That night, we left as fast as we could to Lily Ann’s house to get ready. Plug in. 
Playlist reshare. 
-Add song 
-Add song 
-Add song 

Lily Ann made a call. Now Jenni!! We’re home. Come over! Lily Ann’s basement was our Friday night go-to spot since there was a projector screen—our center stage backdrop.
Rainbow cubes fading in and out. 
Alice through—SLEEPY REMIX 

Bobbing our heads. Head banging. Dancing in a circle. 

-Chair in the middle. 
-Tree in middle. 
-Nothing in the middle. 

We were hungry and exhausted now. If Lily Ann’s mom didn’t make kimchi jiigae for us to eat, we would go for Ramyun. And it wasn’t any Ramyun, especially not the instant American kind. Too bland for our taste. I’m talking about spicy, sweat dripping Shin Ramyun. After we inhaled leftover kimchi jiigae, making our pores sweat out even more after hours of dancing, we were still hungry. Lily Ann got a pot of water ready and turned on the stove. Bright red packets. Timer starts: three minutes. One minute: the water is bubbling. Put in the dried noodle pack. Lily Ann impatiently waited for it to cook to eat, all the while making jokes about kids in math class. They were confusing the Pythagorean theorem for pathos of the sides of an irregular shape. Jenni and I quietly giggling in our corners while chef Lily Ann paced back and forth waiting for the noodles to get soft, checking the fridge on what other surprise ingredients to add, chopping scallion into little bits, and yelling at us to stop giggling. Once the egg went in, there was less than a minute until the Ramyun was ready. 

Silence. Only the sounds of forks and chopsticks clanging on the bowl, pushing the noodles against the bowl for us to grab. 

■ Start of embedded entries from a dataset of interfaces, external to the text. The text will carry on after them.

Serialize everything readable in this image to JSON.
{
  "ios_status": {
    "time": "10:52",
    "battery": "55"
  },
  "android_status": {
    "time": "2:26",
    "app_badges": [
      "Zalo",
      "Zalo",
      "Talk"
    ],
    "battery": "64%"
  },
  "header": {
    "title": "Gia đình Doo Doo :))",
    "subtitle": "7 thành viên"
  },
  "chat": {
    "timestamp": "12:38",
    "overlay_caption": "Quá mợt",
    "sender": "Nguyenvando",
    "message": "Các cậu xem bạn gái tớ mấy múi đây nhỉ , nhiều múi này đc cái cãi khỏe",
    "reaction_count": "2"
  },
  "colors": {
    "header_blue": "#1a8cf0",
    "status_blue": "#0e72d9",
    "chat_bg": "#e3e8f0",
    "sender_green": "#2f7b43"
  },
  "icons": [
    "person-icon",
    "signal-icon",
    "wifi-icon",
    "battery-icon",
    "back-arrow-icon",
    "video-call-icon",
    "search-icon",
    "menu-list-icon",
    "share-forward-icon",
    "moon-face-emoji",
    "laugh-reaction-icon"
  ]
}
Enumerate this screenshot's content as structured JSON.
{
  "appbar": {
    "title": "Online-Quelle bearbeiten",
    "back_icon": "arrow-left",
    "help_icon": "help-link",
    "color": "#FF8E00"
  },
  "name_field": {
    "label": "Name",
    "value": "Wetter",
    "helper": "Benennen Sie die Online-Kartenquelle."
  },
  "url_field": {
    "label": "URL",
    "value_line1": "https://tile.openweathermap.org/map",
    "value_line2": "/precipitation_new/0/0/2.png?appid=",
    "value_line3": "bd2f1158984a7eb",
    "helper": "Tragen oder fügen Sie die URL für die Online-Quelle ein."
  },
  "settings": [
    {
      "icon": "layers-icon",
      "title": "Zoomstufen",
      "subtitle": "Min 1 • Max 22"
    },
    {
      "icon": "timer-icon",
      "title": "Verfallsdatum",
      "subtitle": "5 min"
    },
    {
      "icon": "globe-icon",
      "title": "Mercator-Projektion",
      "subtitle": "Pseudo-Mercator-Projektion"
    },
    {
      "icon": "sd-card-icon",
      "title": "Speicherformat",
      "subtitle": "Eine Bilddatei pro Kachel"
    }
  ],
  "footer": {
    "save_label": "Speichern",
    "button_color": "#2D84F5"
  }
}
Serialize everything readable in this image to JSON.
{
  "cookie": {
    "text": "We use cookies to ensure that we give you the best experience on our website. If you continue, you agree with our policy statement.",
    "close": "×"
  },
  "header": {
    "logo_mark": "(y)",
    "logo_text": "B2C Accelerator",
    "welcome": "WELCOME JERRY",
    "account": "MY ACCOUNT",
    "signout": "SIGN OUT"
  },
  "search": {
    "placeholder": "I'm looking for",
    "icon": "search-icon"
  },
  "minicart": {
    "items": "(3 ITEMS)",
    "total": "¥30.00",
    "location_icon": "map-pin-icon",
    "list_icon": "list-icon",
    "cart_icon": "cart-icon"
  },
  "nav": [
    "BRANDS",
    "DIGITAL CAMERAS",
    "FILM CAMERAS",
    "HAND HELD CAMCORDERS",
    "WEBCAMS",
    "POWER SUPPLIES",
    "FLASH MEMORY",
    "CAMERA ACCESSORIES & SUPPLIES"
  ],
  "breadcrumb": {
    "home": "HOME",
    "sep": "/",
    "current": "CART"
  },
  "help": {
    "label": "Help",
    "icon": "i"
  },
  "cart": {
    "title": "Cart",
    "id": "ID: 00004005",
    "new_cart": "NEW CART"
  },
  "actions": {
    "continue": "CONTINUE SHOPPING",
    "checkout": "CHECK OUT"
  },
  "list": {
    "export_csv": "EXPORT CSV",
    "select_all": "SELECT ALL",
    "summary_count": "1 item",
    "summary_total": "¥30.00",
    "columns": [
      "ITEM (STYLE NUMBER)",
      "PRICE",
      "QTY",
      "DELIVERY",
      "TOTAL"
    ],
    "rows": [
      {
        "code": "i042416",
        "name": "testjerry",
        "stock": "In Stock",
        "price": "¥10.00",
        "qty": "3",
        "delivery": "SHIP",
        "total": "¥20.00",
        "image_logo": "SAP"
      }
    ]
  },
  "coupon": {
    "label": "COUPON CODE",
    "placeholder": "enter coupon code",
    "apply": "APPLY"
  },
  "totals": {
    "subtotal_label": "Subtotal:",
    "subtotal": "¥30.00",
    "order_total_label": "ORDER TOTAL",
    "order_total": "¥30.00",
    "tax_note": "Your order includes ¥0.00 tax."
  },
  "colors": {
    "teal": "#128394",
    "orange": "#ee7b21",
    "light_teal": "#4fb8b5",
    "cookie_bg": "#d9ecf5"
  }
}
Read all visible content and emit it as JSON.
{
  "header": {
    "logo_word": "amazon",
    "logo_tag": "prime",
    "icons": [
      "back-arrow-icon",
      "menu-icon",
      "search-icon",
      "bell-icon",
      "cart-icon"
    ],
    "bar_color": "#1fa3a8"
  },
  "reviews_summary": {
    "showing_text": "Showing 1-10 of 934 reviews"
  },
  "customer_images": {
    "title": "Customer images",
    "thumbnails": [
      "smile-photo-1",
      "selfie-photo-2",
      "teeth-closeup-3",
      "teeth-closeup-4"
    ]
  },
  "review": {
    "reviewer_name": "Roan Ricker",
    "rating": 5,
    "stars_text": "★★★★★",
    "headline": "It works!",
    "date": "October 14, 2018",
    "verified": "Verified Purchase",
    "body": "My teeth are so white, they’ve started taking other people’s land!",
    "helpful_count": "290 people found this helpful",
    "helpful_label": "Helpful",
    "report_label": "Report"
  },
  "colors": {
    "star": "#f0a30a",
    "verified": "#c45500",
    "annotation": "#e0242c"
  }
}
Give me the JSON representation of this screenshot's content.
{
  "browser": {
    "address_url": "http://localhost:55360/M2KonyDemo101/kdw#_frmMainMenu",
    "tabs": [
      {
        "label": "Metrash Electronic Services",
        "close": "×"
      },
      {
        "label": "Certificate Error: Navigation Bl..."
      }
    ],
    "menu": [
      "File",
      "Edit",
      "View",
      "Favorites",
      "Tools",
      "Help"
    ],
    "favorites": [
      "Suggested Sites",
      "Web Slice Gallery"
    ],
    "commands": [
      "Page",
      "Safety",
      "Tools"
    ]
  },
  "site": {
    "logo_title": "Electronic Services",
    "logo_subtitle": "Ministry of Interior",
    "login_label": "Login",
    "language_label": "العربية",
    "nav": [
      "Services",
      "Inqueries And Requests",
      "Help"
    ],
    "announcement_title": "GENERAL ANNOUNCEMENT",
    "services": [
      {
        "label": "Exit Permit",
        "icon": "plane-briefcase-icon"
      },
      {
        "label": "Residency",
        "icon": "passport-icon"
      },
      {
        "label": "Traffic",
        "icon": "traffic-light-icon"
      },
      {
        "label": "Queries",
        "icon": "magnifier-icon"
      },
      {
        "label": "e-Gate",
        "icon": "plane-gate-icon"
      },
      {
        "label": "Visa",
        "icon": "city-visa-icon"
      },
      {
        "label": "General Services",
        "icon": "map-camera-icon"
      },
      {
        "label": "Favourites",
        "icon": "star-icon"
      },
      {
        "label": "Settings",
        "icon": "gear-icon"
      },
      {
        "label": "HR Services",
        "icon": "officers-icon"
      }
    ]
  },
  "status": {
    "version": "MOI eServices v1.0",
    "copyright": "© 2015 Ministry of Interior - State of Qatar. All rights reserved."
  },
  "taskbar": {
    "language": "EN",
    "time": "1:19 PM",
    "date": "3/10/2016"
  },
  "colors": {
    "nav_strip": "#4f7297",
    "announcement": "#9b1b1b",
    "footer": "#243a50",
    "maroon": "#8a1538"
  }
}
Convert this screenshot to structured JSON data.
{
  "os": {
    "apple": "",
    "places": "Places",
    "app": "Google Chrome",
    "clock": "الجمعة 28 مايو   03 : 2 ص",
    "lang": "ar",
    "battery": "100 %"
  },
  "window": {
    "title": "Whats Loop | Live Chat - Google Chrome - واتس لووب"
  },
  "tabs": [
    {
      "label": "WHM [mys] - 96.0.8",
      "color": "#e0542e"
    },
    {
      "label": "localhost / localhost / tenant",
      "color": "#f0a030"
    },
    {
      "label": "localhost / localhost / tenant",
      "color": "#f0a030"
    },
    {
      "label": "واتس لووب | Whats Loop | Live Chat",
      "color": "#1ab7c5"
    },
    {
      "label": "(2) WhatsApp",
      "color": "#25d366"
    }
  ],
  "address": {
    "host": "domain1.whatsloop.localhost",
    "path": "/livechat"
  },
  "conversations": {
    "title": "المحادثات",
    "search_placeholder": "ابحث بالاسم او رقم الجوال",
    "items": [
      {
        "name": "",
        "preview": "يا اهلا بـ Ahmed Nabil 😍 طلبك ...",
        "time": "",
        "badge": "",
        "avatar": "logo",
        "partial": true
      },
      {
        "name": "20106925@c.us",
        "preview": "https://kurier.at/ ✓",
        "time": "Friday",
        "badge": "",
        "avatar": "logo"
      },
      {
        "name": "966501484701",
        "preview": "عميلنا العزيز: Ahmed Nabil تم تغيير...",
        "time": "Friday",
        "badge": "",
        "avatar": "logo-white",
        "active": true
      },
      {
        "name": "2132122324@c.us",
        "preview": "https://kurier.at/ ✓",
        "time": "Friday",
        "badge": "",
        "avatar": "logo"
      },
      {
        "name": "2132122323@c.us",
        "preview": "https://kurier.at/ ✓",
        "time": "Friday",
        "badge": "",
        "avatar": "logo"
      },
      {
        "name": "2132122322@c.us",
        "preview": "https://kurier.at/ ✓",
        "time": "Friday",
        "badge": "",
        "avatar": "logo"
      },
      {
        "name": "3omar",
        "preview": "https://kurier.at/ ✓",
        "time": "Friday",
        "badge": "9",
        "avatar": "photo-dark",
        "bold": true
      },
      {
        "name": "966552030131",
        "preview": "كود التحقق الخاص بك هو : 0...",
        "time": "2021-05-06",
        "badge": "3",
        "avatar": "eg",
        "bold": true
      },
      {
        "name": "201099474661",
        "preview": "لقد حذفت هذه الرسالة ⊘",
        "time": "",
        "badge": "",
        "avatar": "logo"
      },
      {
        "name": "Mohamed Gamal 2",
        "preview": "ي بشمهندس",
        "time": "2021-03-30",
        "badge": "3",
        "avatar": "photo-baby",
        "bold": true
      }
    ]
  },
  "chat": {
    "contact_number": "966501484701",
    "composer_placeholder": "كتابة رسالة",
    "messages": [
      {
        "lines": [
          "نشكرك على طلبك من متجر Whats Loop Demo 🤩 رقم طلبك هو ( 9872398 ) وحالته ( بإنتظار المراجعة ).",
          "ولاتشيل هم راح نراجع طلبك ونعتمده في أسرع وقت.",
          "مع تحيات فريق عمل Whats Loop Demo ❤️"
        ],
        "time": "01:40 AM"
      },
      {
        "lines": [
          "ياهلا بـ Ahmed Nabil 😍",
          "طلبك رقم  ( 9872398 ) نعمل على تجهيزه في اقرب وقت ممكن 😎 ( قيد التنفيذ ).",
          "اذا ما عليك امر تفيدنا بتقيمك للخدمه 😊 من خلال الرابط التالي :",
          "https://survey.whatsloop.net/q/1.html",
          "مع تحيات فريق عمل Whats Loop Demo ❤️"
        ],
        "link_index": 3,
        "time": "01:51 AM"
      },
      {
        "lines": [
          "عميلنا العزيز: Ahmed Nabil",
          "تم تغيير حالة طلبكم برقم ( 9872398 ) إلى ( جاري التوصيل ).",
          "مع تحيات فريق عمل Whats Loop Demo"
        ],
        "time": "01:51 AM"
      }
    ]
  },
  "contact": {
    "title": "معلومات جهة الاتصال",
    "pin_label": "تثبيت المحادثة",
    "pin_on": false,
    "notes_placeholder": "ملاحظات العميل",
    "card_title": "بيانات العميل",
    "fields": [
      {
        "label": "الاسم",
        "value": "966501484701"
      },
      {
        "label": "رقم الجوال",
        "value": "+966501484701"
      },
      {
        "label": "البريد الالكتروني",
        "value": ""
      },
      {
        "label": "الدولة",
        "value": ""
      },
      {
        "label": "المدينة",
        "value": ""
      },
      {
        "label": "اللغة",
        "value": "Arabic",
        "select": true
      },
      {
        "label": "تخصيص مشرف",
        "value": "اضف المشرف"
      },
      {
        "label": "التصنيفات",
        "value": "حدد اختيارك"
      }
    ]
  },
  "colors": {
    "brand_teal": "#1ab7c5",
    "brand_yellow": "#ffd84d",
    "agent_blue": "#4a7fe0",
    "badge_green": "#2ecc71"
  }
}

Something is missing, said Lily Ann. There was no kimchi. A scream. We all screamed. Lily Ann ran to the fridge to get the most important dish. We started again—eating ferociously, sipping the spicy soup, slurping the noodles. No water for us champions. After we were done eating, waiting for the afterburn taste in our mouths to leave, Lily Ann said, God, I can’t wait to leave this shit hole. Is there more? Jenni quietly asked. She didn’t say a word the entire night. She ate like Lily Ann and I, no leftovers or complaints.